'''

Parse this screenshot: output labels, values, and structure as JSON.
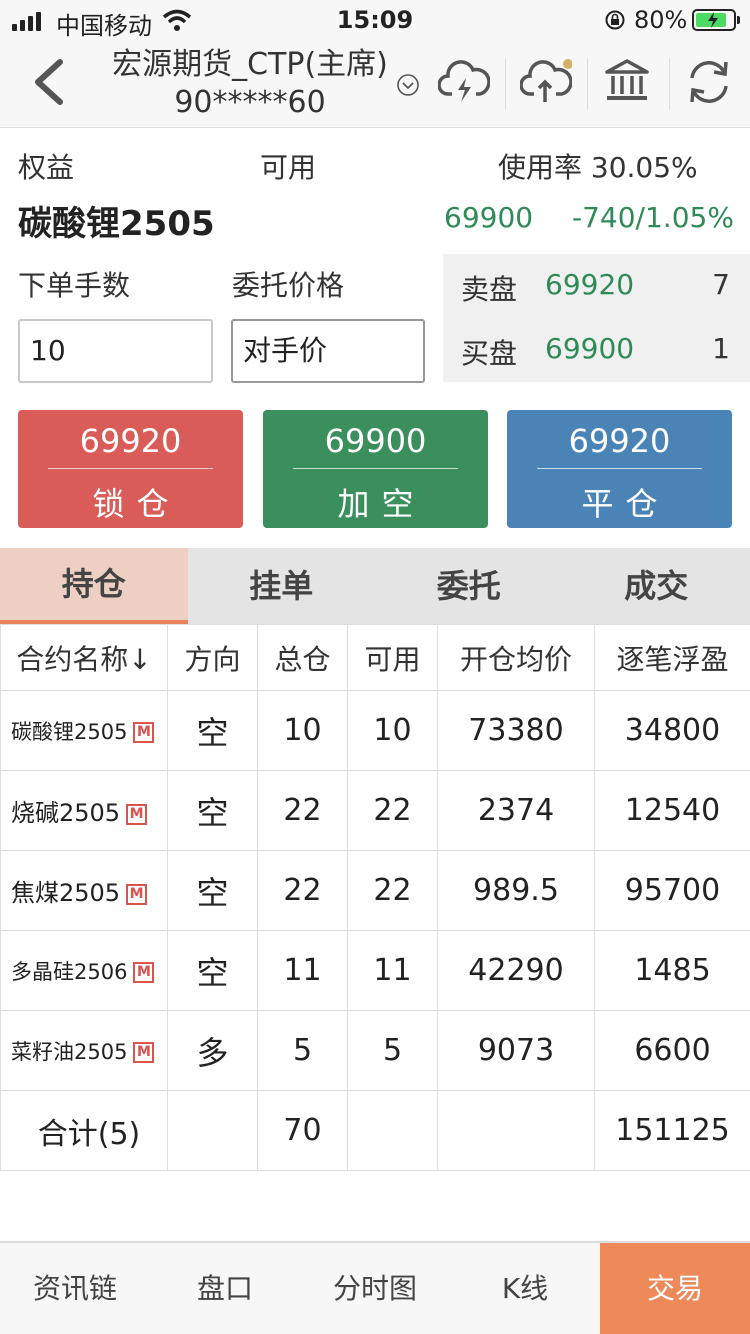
{
  "status_bar": {
    "carrier": "中国移动",
    "time": "15:09",
    "battery_pct": "80%",
    "battery_level": 0.8
  },
  "nav": {
    "title": "宏源期货_CTP(主席)",
    "account": "90*****60",
    "icons": [
      "back-icon",
      "dropdown-icon",
      "cloud-lightning-icon",
      "cloud-upload-icon",
      "bank-icon",
      "refresh-icon"
    ],
    "badge_color": "#d4b06a"
  },
  "account": {
    "equity_label": "权益",
    "available_label": "可用",
    "usage_label": "使用率 30.05%"
  },
  "instrument": {
    "name": "碳酸锂2505",
    "last": "69900",
    "change": "-740/1.05%"
  },
  "order": {
    "qty_label": "下单手数",
    "price_label": "委托价格",
    "qty_value": "10",
    "price_value": "对手价"
  },
  "book": {
    "ask_label": "卖盘",
    "ask_price": "69920",
    "ask_vol": "7",
    "bid_label": "买盘",
    "bid_price": "69900",
    "bid_vol": "1"
  },
  "actions": [
    {
      "price": "69920",
      "label": "锁仓",
      "color": "#d9534f"
    },
    {
      "price": "69900",
      "label": "加空",
      "color": "#3a8f5d"
    },
    {
      "price": "69920",
      "label": "平仓",
      "color": "#4a84b6"
    }
  ],
  "tabs": [
    "持仓",
    "挂单",
    "委托",
    "成交"
  ],
  "table": {
    "headers": [
      "合约名称↓",
      "方向",
      "总仓",
      "可用",
      "开仓均价",
      "逐笔浮盈"
    ],
    "rows": [
      {
        "name": "碳酸锂2505",
        "badge": "M",
        "dir": "空",
        "total": "10",
        "avail": "10",
        "avg": "73380",
        "pl": "34800"
      },
      {
        "name": "烧碱2505",
        "badge": "M",
        "dir": "空",
        "total": "22",
        "avail": "22",
        "avg": "2374",
        "pl": "12540"
      },
      {
        "name": "焦煤2505",
        "badge": "M",
        "dir": "空",
        "total": "22",
        "avail": "22",
        "avg": "989.5",
        "pl": "95700"
      },
      {
        "name": "多晶硅2506",
        "badge": "M",
        "dir": "空",
        "total": "11",
        "avail": "11",
        "avg": "42290",
        "pl": "1485"
      },
      {
        "name": "菜籽油2505",
        "badge": "M",
        "dir": "多",
        "total": "5",
        "avail": "5",
        "avg": "9073",
        "pl": "6600"
      }
    ],
    "total": {
      "name": "合计(5)",
      "total": "70",
      "pl": "151125"
    }
  },
  "bottom_nav": [
    "资讯链",
    "盘口",
    "分时图",
    "K线",
    "交易"
  ],
  "colors": {
    "accent": "#ee8a5a",
    "up": "#d9534f",
    "down": "#2e8b57"
  }
}
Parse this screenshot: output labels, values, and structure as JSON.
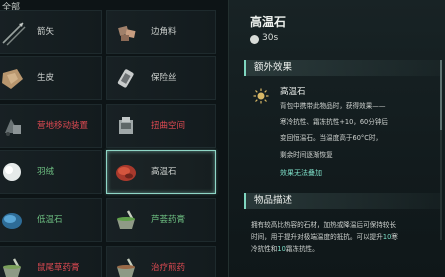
{
  "inventory": {
    "category_tab": "全部",
    "items": [
      {
        "label": "箭矢",
        "color": "norm"
      },
      {
        "label": "边角料",
        "color": "norm"
      },
      {
        "label": "生皮",
        "color": "norm"
      },
      {
        "label": "保险丝",
        "color": "norm"
      },
      {
        "label": "营地移动装置",
        "color": "red"
      },
      {
        "label": "扭曲空间",
        "color": "red"
      },
      {
        "label": "羽绒",
        "color": "green"
      },
      {
        "label": "高温石",
        "color": "norm",
        "selected": true
      },
      {
        "label": "低温石",
        "color": "green"
      },
      {
        "label": "芦荟药膏",
        "color": "green"
      },
      {
        "label": "鼠尾草药膏",
        "color": "red"
      },
      {
        "label": "治疗煎药",
        "color": "red"
      }
    ]
  },
  "detail": {
    "title": "高温石",
    "time": "30s",
    "effects_heading": "额外效果",
    "effect_name": "高温石",
    "effect_lines": [
      [
        "背包中携带此物品时，获得效果——",
        ""
      ],
      [
        "寒冷抗性、霜冻抗性+10，60分钟后",
        ""
      ],
      [
        "变回恒温石。当温度高于60°C时，",
        ""
      ],
      [
        "剩余时间逐渐恢复",
        ""
      ]
    ],
    "effect_warning": "效果无法叠加",
    "description_heading": "物品描述",
    "description_lines": [
      {
        "pre": "拥有较高比热容的石材，加热或降温后可保持较长",
        "hl": "",
        "post": ""
      },
      {
        "pre": "时间，用于提升对极端温度的抵抗。可以提升",
        "hl": "10",
        "post": "寒"
      },
      {
        "pre": "冷抗性和",
        "hl": "10",
        "post": "霜冻抗性。"
      }
    ]
  },
  "colors": {
    "accent": "#7fe0c9",
    "red_label": "#e04a52",
    "green_label": "#6fc183",
    "selected_border": "#8fd6c6"
  }
}
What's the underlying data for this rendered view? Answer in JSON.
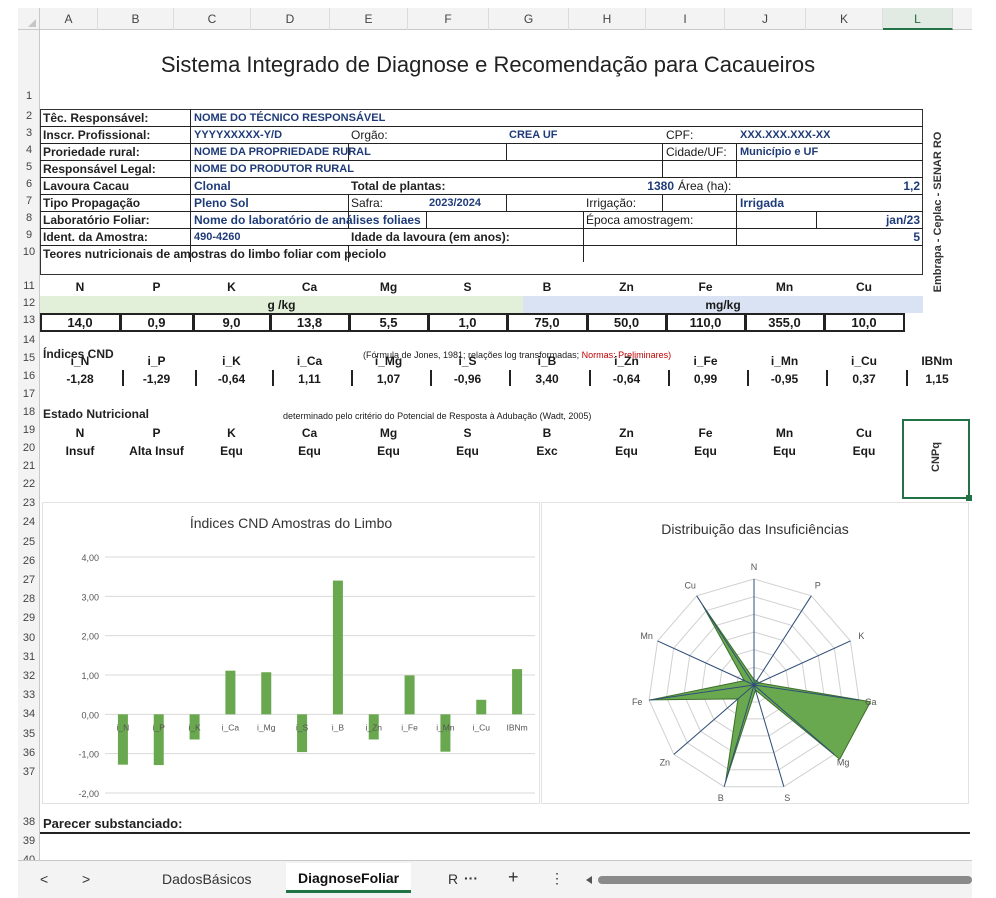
{
  "sheet": {
    "columns": [
      "A",
      "B",
      "C",
      "D",
      "E",
      "F",
      "G",
      "H",
      "I",
      "J",
      "K",
      "L"
    ],
    "rows": [
      "1",
      "2",
      "3",
      "4",
      "5",
      "6",
      "7",
      "8",
      "9",
      "10",
      "11",
      "12",
      "13",
      "14",
      "15",
      "16",
      "17",
      "18",
      "19",
      "20",
      "21",
      "22",
      "23",
      "24",
      "25",
      "26",
      "27",
      "28",
      "29",
      "30",
      "31",
      "32",
      "33",
      "34",
      "35",
      "36",
      "37",
      "38",
      "39",
      "40"
    ],
    "title": "Sistema Integrado de Diagnose e Recomendação para Cacaueiros"
  },
  "form": {
    "tec_label": "Têc. Responsável:",
    "tec_value": "NOME DO TÉCNICO RESPONSÁVEL",
    "inscr_label": "Inscr. Profissional:",
    "inscr_value": "YYYYXXXXX-Y/D",
    "orgao_label": "Orgão:",
    "orgao_value": "CREA UF",
    "cpf_label": "CPF:",
    "cpf_value": "XXX.XXX.XXX-XX",
    "prop_label": "Proriedade rural:",
    "prop_value": "NOME DA PROPRIEDADE RURAL",
    "cidade_label": "Cidade/UF:",
    "cidade_value": "Município e UF",
    "resp_label": "Responsável Legal:",
    "resp_value": "NOME DO PRODUTOR RURAL",
    "lavoura_label": "Lavoura Cacau",
    "lavoura_value": "Clonal",
    "plantas_label": "Total de plantas:",
    "plantas_value": "1380",
    "area_label": "Área (ha):",
    "area_value": "1,2",
    "tipo_label": "Tipo Propagação",
    "tipo_value": "Pleno Sol",
    "safra_label": "Safra:",
    "safra_value": "2023/2024",
    "irrig_label": "Irrigação:",
    "irrig_value": "Irrigada",
    "lab_label": "Laboratório Foliar:",
    "lab_value": "Nome do laboratório de análises foliaes",
    "epoca_label": "Época amostragem:",
    "epoca_value": "jan/23",
    "ident_label": "Ident. da Amostra:",
    "ident_value": "490-4260",
    "idade_label": "Idade da lavoura (em anos):",
    "idade_value": "5",
    "teores_label": "Teores nutricionais  de amostras do limbo foliar com peciolo"
  },
  "nutrients": [
    "N",
    "P",
    "K",
    "Ca",
    "Mg",
    "S",
    "B",
    "Zn",
    "Fe",
    "Mn",
    "Cu"
  ],
  "unit_macro": "g /kg",
  "unit_micro": "mg/kg",
  "teores": [
    "14,0",
    "0,9",
    "9,0",
    "13,8",
    "5,5",
    "1,0",
    "75,0",
    "50,0",
    "110,0",
    "355,0",
    "10,0"
  ],
  "cnd": {
    "label": "Índices CND",
    "note_a": "(Fórmula de Jones, 1981; relações log transformadas; ",
    "note_b": "Normas: Preliminares)",
    "headers": [
      "i_N",
      "i_P",
      "i_K",
      "i_Ca",
      "i_Mg",
      "i_S",
      "i_B",
      "i_Zn",
      "i_Fe",
      "i_Mn",
      "i_Cu",
      "IBNm"
    ],
    "values": [
      "-1,28",
      "-1,29",
      "-0,64",
      "1,11",
      "1,07",
      "-0,96",
      "3,40",
      "-0,64",
      "0,99",
      "-0,95",
      "0,37",
      "1,15"
    ]
  },
  "estado": {
    "label": "Estado Nutricional",
    "note": "determinado pelo critério do Potencial de Resposta à Adubação (Wadt, 2005)",
    "values": [
      "Insuf",
      "Alta Insuf",
      "Equ",
      "Equ",
      "Equ",
      "Equ",
      "Exc",
      "Equ",
      "Equ",
      "Equ",
      "Equ"
    ]
  },
  "side": {
    "vertical": "Embrapa - Ceplac - SENAR RO",
    "cnpq": "CNPq"
  },
  "parecer": "Parecer substanciado:",
  "tabs": {
    "prev": "<",
    "next": ">",
    "t1": "DadosBásicos",
    "t2": "DiagnoseFoliar",
    "t3": "R",
    "more": "···",
    "add": "+",
    "menu": "⋮"
  },
  "chart_data": [
    {
      "type": "bar",
      "title": "Índices CND Amostras do Limbo",
      "categories": [
        "i_N",
        "i_P",
        "i_K",
        "i_Ca",
        "i_Mg",
        "i_S",
        "i_B",
        "i_Zn",
        "i_Fe",
        "i_Mn",
        "i_Cu",
        "IBNm"
      ],
      "values": [
        -1.28,
        -1.29,
        -0.64,
        1.11,
        1.07,
        -0.96,
        3.4,
        -0.64,
        0.99,
        -0.95,
        0.37,
        1.15
      ],
      "ylim": [
        -2,
        4
      ],
      "yticks": [
        "4,00",
        "3,00",
        "2,00",
        "1,00",
        "0,00",
        "-1,00",
        "-2,00"
      ],
      "grid": true,
      "color": "#6aa84f"
    },
    {
      "type": "radar",
      "title": "Distribuição das Insuficiências",
      "categories": [
        "N",
        "P",
        "K",
        "Ca",
        "Mg",
        "S",
        "B",
        "Zn",
        "Fe",
        "Mn",
        "Cu"
      ],
      "values": [
        0.05,
        0.05,
        0.05,
        1.11,
        1.07,
        0.05,
        0.95,
        0.2,
        0.99,
        0.1,
        0.9
      ],
      "color": "#6aa84f"
    }
  ]
}
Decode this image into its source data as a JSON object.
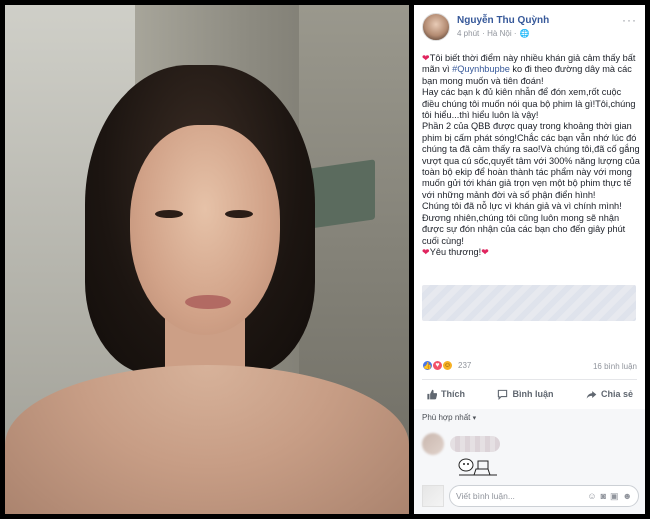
{
  "post": {
    "author": "Nguyễn Thu Quỳnh",
    "time": "4 phút",
    "location": "· Hà Nội ·",
    "paragraphs": [
      "Tôi biết thời điểm này nhiều khán giả cảm thấy bất mãn vì ",
      "ko đi theo đường dây mà các bạn mong muốn và tiên đoán!",
      "Hay các bạn k đủ kiên nhẫn để đón xem,rốt cuộc điều chúng tôi muốn nói qua bộ phim là gì!Tôi,chúng tôi hiểu...thì hiểu luôn là vậy!",
      "Phần 2 của QBB được quay trong khoảng thời gian phim bị cấm phát sóng!Chắc các bạn vẫn nhớ lúc đó chúng ta đã cảm thấy ra sao!Và chúng tôi,đã cố gắng vượt qua cú sốc,quyết tâm với 300% năng lượng của toàn bộ ekip để hoàn thành tác phẩm này với mong muốn gửi tới khán giả trọn vẹn một bộ phim thực tế với những mảnh đời và số phận điển hình!",
      "Chúng tôi đã nỗ lực vì khán giả và vì chính mình!",
      "Đương nhiên,chúng tôi cũng luôn mong sẽ nhận được sự đón nhận của các bạn cho đến giây phút cuối cùng!",
      "Yêu thương!"
    ],
    "hashtag": "#Quynhbupbe"
  },
  "reactions": {
    "count": "237",
    "comments": "16 bình luận",
    "icons": [
      "like-icon",
      "love-icon",
      "haha-icon"
    ]
  },
  "actions": {
    "like": "Thích",
    "comment": "Bình luận",
    "share": "Chia sẻ"
  },
  "comments": {
    "sort_label": "Phù hợp nhất",
    "composer_placeholder": "Viết bình luận..."
  },
  "colors": {
    "link": "#365899",
    "heart": "#e0245e",
    "like": "#4a76e8",
    "love": "#f25268",
    "haha": "#f7b125"
  }
}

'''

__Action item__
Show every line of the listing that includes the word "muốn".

__Reply to the task__
      "ko đi theo đường dây mà các bạn mong muốn và tiên đoán!",
      "Hay các bạn k đủ kiên nhẫn để đón xem,rốt cuộc điều chúng tôi muốn nói qua bộ phim là gì!Tôi,chúng tôi hiểu...thì hiểu luôn là vậy!",
      "Phần 2 của QBB được quay trong khoảng thời gian phim bị cấm phát sóng!Chắc các bạn vẫn nhớ lúc đó chúng ta đã cảm thấy ra sao!Và chúng tôi,đã cố gắng vượt qua cú sốc,quyết tâm với 300% năng lượng của toàn bộ ekip để hoàn thành tác phẩm này với mong muốn gửi tới khán giả trọn vẹn một bộ phim thực tế với những mảnh đời và số phận điển hình!",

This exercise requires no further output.